Dataset rows describing interfaces:

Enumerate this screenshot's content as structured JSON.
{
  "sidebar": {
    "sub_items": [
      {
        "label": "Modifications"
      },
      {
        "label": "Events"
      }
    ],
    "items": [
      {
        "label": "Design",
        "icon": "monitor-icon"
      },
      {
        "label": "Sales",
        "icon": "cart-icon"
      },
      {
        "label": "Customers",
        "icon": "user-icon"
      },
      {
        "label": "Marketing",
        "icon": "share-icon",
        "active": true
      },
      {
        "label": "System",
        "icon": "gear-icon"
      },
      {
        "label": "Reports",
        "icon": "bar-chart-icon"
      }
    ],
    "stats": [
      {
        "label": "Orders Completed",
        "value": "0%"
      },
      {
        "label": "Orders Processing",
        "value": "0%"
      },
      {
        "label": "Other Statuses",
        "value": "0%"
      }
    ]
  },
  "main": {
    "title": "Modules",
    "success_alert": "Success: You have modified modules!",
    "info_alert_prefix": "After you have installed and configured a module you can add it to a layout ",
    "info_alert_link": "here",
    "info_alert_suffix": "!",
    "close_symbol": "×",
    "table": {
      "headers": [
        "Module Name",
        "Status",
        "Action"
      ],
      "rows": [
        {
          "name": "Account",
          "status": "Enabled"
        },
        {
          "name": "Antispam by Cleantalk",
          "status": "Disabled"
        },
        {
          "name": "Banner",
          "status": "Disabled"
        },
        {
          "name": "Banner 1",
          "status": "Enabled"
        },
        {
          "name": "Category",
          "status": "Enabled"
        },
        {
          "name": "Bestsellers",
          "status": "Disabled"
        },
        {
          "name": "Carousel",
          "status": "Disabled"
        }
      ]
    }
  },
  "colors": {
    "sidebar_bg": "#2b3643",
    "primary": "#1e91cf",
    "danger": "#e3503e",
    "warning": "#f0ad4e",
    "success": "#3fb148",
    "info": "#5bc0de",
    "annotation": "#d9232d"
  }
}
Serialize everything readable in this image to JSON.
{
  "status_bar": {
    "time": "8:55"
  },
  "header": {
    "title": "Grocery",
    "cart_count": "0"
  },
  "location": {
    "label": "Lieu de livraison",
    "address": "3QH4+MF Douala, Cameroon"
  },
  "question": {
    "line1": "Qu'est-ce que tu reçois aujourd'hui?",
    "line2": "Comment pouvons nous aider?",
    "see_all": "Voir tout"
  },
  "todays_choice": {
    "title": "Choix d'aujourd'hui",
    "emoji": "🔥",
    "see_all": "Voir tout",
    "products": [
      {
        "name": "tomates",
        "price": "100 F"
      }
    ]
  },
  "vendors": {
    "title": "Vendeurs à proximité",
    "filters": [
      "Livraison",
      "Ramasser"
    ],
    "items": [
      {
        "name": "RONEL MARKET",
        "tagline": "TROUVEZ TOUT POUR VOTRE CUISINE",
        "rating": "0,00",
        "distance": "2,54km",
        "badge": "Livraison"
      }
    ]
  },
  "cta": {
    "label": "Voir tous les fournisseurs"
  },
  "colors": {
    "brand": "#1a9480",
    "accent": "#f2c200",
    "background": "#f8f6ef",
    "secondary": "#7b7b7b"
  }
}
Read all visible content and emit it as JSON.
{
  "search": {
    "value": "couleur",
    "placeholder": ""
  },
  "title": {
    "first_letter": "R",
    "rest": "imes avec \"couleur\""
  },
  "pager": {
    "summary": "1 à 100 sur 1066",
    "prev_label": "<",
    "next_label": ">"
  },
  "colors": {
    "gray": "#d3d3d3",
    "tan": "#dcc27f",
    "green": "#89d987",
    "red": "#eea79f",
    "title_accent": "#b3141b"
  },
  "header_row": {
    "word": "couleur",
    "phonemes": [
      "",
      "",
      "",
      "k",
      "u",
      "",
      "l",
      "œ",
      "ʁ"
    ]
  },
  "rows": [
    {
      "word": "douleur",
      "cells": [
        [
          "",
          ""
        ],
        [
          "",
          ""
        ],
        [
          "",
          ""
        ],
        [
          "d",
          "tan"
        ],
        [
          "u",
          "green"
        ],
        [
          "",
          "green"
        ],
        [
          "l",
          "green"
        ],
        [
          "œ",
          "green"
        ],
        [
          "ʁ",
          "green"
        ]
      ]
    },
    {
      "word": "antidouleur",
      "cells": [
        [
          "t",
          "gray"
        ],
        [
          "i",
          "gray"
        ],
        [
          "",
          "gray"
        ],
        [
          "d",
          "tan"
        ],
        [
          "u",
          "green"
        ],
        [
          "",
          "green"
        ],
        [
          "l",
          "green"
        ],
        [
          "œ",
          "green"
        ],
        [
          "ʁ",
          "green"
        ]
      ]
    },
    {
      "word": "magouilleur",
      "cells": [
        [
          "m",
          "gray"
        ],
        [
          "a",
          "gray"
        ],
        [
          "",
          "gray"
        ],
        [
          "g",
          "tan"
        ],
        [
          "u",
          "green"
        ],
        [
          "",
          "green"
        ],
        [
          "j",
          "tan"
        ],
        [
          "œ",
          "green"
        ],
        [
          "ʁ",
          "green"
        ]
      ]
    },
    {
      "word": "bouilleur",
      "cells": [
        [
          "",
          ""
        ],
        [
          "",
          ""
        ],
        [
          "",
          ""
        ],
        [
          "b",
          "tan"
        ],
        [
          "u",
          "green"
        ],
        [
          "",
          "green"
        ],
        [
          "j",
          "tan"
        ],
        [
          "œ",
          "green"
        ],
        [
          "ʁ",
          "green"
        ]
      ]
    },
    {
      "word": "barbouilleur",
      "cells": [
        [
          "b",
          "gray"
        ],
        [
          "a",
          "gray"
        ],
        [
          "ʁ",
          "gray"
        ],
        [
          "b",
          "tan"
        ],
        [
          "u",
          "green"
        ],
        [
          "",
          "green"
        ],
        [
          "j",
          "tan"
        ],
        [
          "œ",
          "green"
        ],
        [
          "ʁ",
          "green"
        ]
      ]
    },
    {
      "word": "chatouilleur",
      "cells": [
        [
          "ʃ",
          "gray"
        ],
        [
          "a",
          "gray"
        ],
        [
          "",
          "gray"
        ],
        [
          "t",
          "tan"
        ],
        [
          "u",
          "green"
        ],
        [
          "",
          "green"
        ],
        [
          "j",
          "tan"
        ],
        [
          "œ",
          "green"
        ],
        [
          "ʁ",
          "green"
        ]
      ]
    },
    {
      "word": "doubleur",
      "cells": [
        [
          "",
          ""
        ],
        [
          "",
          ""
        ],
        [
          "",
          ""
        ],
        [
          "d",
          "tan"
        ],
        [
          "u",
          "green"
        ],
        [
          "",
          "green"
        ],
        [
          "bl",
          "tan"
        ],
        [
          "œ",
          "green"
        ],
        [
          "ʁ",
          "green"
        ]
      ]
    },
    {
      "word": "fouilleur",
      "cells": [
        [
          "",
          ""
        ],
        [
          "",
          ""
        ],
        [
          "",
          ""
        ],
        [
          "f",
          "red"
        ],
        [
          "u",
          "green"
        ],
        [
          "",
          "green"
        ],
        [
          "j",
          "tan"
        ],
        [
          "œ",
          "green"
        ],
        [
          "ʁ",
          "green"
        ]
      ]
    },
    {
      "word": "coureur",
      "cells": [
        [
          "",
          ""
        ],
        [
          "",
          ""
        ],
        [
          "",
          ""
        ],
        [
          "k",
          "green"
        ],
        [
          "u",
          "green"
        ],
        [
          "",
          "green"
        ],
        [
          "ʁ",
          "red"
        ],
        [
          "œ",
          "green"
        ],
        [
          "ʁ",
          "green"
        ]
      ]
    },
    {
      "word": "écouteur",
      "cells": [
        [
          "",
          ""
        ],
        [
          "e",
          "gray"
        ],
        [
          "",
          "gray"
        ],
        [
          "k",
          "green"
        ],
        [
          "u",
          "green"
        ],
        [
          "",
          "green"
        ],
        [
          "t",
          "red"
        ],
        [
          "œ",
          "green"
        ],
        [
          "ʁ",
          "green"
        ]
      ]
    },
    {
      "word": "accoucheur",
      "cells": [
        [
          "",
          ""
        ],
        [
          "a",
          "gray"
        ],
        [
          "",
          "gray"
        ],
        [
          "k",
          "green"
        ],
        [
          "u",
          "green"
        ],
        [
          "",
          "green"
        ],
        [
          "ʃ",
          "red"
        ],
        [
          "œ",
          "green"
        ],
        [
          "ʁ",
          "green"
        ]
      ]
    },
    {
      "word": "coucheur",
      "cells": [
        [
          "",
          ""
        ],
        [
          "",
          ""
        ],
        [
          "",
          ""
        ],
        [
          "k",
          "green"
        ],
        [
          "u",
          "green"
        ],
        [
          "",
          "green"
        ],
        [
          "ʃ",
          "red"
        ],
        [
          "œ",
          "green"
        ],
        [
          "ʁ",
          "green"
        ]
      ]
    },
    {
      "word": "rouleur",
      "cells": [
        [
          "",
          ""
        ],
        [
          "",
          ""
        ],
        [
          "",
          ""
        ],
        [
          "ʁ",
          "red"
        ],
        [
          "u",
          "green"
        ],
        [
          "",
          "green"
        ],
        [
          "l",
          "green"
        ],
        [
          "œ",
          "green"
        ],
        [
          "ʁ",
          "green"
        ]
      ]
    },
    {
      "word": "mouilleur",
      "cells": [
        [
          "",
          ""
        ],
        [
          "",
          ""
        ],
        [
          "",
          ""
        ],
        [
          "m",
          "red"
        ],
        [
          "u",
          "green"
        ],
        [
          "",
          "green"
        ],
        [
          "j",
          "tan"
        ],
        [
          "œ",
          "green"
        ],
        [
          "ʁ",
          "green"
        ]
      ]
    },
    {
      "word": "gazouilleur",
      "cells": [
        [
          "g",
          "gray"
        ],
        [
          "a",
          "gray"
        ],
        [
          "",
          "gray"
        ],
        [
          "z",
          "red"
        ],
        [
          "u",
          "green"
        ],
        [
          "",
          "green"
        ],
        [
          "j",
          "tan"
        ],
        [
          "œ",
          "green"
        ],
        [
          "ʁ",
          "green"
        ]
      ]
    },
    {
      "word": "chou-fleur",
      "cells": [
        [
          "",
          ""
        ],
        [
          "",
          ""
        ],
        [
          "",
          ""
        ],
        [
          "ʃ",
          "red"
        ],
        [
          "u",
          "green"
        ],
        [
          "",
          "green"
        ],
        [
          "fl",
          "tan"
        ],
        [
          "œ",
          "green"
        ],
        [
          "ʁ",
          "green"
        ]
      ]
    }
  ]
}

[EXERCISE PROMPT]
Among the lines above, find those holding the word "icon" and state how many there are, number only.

[ANSWER SECTION]
6